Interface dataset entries
—————
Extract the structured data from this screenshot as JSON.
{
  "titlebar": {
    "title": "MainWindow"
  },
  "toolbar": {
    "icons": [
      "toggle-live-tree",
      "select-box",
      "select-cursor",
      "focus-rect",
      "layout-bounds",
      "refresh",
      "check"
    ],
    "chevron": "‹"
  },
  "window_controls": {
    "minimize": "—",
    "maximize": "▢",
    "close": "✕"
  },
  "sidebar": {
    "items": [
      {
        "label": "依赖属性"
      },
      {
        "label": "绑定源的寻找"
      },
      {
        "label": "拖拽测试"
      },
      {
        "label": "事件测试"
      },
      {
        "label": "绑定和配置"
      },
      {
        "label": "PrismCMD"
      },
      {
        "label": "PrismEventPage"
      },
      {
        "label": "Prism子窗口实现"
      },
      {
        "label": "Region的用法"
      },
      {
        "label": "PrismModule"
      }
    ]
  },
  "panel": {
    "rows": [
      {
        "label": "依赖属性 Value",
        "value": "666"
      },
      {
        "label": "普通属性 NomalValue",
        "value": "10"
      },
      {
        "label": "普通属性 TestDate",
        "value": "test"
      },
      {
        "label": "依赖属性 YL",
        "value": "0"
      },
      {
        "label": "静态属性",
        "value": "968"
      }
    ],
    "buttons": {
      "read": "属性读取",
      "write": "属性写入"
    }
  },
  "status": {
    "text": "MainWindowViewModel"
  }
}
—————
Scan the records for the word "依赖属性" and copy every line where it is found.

## [Task output]
        "label": "依赖属性"
        "label": "依赖属性 Value",
        "label": "依赖属性 YL",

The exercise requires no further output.